> [EXERCISE]
Retype each entry below precisely as it reads.

> [DATA SUPPLIED]

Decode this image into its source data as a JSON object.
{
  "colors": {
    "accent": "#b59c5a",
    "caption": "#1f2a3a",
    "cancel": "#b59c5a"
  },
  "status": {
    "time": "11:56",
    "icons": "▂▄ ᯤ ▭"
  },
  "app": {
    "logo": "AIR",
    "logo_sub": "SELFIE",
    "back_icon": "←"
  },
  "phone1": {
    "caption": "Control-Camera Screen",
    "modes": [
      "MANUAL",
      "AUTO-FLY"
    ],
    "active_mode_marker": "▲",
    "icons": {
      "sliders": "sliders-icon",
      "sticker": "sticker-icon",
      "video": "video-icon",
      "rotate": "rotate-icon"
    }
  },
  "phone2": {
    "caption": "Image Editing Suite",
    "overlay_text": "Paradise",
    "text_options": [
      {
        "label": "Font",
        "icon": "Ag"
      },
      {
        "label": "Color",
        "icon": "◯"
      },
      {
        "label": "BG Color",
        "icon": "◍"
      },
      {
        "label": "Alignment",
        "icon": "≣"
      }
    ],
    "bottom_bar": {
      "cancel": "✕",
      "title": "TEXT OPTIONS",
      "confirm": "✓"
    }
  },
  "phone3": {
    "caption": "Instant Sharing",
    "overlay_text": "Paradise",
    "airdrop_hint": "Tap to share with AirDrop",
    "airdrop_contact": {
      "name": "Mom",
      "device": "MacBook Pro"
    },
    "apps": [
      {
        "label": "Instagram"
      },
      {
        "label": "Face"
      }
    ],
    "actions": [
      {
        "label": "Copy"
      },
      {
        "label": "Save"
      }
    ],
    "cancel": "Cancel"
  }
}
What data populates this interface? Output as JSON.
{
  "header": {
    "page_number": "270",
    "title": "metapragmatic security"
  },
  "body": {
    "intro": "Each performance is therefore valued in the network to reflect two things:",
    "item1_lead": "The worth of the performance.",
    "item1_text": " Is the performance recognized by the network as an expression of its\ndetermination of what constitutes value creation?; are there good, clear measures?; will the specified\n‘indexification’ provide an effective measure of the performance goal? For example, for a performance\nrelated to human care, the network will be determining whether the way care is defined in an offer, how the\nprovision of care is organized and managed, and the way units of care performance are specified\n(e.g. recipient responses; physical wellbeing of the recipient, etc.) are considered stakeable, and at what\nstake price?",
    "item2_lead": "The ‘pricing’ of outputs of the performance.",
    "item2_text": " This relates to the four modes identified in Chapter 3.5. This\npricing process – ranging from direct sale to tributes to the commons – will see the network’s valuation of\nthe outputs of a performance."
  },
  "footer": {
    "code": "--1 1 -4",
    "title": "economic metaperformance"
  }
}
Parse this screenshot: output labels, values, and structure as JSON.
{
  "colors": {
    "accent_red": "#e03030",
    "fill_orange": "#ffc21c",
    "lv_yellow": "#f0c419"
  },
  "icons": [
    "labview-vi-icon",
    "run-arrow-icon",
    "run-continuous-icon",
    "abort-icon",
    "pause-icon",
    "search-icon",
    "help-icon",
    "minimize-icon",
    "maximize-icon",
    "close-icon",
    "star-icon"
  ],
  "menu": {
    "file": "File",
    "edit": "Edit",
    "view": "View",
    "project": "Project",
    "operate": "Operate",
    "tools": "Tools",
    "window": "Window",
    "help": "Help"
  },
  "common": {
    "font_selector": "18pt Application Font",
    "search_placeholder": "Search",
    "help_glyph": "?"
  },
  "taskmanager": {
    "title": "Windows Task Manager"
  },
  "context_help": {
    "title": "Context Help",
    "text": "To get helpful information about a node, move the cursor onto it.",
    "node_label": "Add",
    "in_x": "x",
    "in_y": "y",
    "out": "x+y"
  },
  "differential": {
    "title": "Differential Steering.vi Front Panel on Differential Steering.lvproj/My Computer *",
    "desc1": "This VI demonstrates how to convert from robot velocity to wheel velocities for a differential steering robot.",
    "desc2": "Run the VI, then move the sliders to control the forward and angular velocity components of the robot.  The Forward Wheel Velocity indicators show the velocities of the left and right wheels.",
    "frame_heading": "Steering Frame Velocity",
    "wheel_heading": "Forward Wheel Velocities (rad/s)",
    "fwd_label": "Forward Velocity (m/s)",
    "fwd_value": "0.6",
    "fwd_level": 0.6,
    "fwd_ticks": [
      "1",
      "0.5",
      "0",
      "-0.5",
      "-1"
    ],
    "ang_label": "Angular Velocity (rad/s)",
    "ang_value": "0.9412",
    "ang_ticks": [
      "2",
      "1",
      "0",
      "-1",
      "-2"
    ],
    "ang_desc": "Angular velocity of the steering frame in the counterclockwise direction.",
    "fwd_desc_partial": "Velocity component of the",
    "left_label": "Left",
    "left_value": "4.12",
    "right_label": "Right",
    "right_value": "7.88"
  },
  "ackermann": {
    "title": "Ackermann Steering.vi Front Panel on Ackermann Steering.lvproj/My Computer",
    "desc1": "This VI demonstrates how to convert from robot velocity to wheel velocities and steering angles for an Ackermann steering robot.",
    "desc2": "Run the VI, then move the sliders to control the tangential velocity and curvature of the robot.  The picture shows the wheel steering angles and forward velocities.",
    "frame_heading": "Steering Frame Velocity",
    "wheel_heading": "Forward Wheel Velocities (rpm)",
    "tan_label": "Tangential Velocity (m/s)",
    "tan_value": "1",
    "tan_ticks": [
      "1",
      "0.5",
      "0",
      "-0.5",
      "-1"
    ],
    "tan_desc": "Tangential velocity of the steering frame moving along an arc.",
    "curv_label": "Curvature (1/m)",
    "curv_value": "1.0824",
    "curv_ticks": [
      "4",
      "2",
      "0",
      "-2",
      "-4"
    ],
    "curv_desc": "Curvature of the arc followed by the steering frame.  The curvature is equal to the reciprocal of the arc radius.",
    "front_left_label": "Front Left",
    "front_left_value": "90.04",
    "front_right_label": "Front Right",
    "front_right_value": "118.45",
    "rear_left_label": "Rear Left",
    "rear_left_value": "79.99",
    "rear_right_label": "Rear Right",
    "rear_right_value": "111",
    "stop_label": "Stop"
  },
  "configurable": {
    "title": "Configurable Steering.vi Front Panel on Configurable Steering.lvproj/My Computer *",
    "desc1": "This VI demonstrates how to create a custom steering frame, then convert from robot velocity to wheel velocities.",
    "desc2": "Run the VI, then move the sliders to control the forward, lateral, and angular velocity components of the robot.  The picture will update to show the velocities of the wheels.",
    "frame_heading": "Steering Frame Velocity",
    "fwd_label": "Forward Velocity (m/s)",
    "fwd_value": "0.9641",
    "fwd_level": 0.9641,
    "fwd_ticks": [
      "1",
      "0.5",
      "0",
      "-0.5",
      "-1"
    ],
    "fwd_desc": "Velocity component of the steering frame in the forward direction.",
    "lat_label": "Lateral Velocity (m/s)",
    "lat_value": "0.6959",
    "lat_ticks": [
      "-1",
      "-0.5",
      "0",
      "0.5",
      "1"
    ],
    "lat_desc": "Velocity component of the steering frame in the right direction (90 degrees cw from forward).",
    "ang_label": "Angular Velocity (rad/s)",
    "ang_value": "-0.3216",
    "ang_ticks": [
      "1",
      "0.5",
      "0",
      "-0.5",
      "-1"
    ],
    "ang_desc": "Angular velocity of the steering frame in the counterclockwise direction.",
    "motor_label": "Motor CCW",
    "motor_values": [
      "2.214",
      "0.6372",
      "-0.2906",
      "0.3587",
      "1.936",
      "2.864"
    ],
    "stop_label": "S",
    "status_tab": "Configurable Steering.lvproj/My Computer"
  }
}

> [WRITTEN REPLY]
Decode this image into its source data as a JSON object.
{
  "colors": {
    "accent": "#b59c5a",
    "caption": "#1f2a3a",
    "cancel": "#b59c5a"
  },
  "status": {
    "time": "11:56",
    "icons": "▂▄ ᯤ ▭"
  },
  "app": {
    "logo": "AIR",
    "logo_sub": "SELFIE",
    "back_icon": "←"
  },
  "phone1": {
    "caption": "Control-Camera Screen",
    "modes": [
      "MANUAL",
      "AUTO-FLY"
    ],
    "active_mode_marker": "▲",
    "icons": {
      "sliders": "sliders-icon",
      "sticker": "sticker-icon",
      "video": "video-icon",
      "rotate": "rotate-icon"
    }
  },
  "phone2": {
    "caption": "Image Editing Suite",
    "overlay_text": "Paradise",
    "text_options": [
      {
        "label": "Font",
        "icon": "Ag"
      },
      {
        "label": "Color",
        "icon": "◯"
      },
      {
        "label": "BG Color",
        "icon": "◍"
      },
      {
        "label": "Alignment",
        "icon": "≣"
      }
    ],
    "bottom_bar": {
      "cancel": "✕",
      "title": "TEXT OPTIONS",
      "confirm": "✓"
    }
  },
  "phone3": {
    "caption": "Instant Sharing",
    "overlay_text": "Paradise",
    "airdrop_hint": "Tap to share with AirDrop",
    "airdrop_contact": {
      "name": "Mom",
      "device": "MacBook Pro"
    },
    "apps": [
      {
        "label": "Instagram"
      },
      {
        "label": "Face"
      }
    ],
    "actions": [
      {
        "label": "Copy"
      },
      {
        "label": "Save"
      }
    ],
    "cancel": "Cancel"
  }
}
What data populates this interface? Output as JSON.
{
  "header": {
    "page_number": "270",
    "title": "metapragmatic security"
  },
  "body": {
    "intro": "Each performance is therefore valued in the network to reflect two things:",
    "item1_lead": "The worth of the performance.",
    "item1_text": " Is the performance recognized by the network as an expression of its\ndetermination of what constitutes value creation?; are there good, clear measures?; will the specified\n‘indexification’ provide an effective measure of the performance goal? For example, for a performance\nrelated to human care, the network will be determining whether the way care is defined in an offer, how the\nprovision of care is organized and managed, and the way units of care performance are specified\n(e.g. recipient responses; physical wellbeing of the recipient, etc.) are considered stakeable, and at what\nstake price?",
    "item2_lead": "The ‘pricing’ of outputs of the performance.",
    "item2_text": " This relates to the four modes identified in Chapter 3.5. This\npricing process – ranging from direct sale to tributes to the commons – will see the network’s valuation of\nthe outputs of a performance."
  },
  "footer": {
    "code": "--1 1 -4",
    "title": "economic metaperformance"
  }
}
Parse this screenshot: output labels, values, and structure as JSON.
{
  "colors": {
    "accent_red": "#e03030",
    "fill_orange": "#ffc21c",
    "lv_yellow": "#f0c419"
  },
  "icons": [
    "labview-vi-icon",
    "run-arrow-icon",
    "run-continuous-icon",
    "abort-icon",
    "pause-icon",
    "search-icon",
    "help-icon",
    "minimize-icon",
    "maximize-icon",
    "close-icon",
    "star-icon"
  ],
  "menu": {
    "file": "File",
    "edit": "Edit",
    "view": "View",
    "project": "Project",
    "operate": "Operate",
    "tools": "Tools",
    "window": "Window",
    "help": "Help"
  },
  "common": {
    "font_selector": "18pt Application Font",
    "search_placeholder": "Search",
    "help_glyph": "?"
  },
  "taskmanager": {
    "title": "Windows Task Manager"
  },
  "context_help": {
    "title": "Context Help",
    "text": "To get helpful information about a node, move the cursor onto it.",
    "node_label": "Add",
    "in_x": "x",
    "in_y": "y",
    "out": "x+y"
  },
  "differential": {
    "title": "Differential Steering.vi Front Panel on Differential Steering.lvproj/My Computer *",
    "desc1": "This VI demonstrates how to convert from robot velocity to wheel velocities for a differential steering robot.",
    "desc2": "Run the VI, then move the sliders to control the forward and angular velocity components of the robot.  The Forward Wheel Velocity indicators show the velocities of the left and right wheels.",
    "frame_heading": "Steering Frame Velocity",
    "wheel_heading": "Forward Wheel Velocities (rad/s)",
    "fwd_label": "Forward Velocity (m/s)",
    "fwd_value": "0.6",
    "fwd_level": 0.6,
    "fwd_ticks": [
      "1",
      "0.5",
      "0",
      "-0.5",
      "-1"
    ],
    "ang_label": "Angular Velocity (rad/s)",
    "ang_value": "0.9412",
    "ang_ticks": [
      "2",
      "1",
      "0",
      "-1",
      "-2"
    ],
    "ang_desc": "Angular velocity of the steering frame in the counterclockwise direction.",
    "fwd_desc_partial": "Velocity component of the",
    "left_label": "Left",
    "left_value": "4.12",
    "right_label": "Right",
    "right_value": "7.88"
  },
  "ackermann": {
    "title": "Ackermann Steering.vi Front Panel on Ackermann Steering.lvproj/My Computer",
    "desc1": "This VI demonstrates how to convert from robot velocity to wheel velocities and steering angles for an Ackermann steering robot.",
    "desc2": "Run the VI, then move the sliders to control the tangential velocity and curvature of the robot.  The picture shows the wheel steering angles and forward velocities.",
    "frame_heading": "Steering Frame Velocity",
    "wheel_heading": "Forward Wheel Velocities (rpm)",
    "tan_label": "Tangential Velocity (m/s)",
    "tan_value": "1",
    "tan_ticks": [
      "1",
      "0.5",
      "0",
      "-0.5",
      "-1"
    ],
    "tan_desc": "Tangential velocity of the steering frame moving along an arc.",
    "curv_label": "Curvature (1/m)",
    "curv_value": "1.0824",
    "curv_ticks": [
      "4",
      "2",
      "0",
      "-2",
      "-4"
    ],
    "curv_desc": "Curvature of the arc followed by the steering frame.  The curvature is equal to the reciprocal of the arc radius.",
    "front_left_label": "Front Left",
    "front_left_value": "90.04",
    "front_right_label": "Front Right",
    "front_right_value": "118.45",
    "rear_left_label": "Rear Left",
    "rear_left_value": "79.99",
    "rear_right_label": "Rear Right",
    "rear_right_value": "111",
    "stop_label": "Stop"
  },
  "configurable": {
    "title": "Configurable Steering.vi Front Panel on Configurable Steering.lvproj/My Computer *",
    "desc1": "This VI demonstrates how to create a custom steering frame, then convert from robot velocity to wheel velocities.",
    "desc2": "Run the VI, then move the sliders to control the forward, lateral, and angular velocity components of the robot.  The picture will update to show the velocities of the wheels.",
    "frame_heading": "Steering Frame Velocity",
    "fwd_label": "Forward Velocity (m/s)",
    "fwd_value": "0.9641",
    "fwd_level": 0.9641,
    "fwd_ticks": [
      "1",
      "0.5",
      "0",
      "-0.5",
      "-1"
    ],
    "fwd_desc": "Velocity component of the steering frame in the forward direction.",
    "lat_label": "Lateral Velocity (m/s)",
    "lat_value": "0.6959",
    "lat_ticks": [
      "-1",
      "-0.5",
      "0",
      "0.5",
      "1"
    ],
    "lat_desc": "Velocity component of the steering frame in the right direction (90 degrees cw from forward).",
    "ang_label": "Angular Velocity (rad/s)",
    "ang_value": "-0.3216",
    "ang_ticks": [
      "1",
      "0.5",
      "0",
      "-0.5",
      "-1"
    ],
    "ang_desc": "Angular velocity of the steering frame in the counterclockwise direction.",
    "motor_label": "Motor CCW",
    "motor_values": [
      "2.214",
      "0.6372",
      "-0.2906",
      "0.3587",
      "1.936",
      "2.864"
    ],
    "stop_label": "S",
    "status_tab": "Configurable Steering.lvproj/My Computer"
  }
}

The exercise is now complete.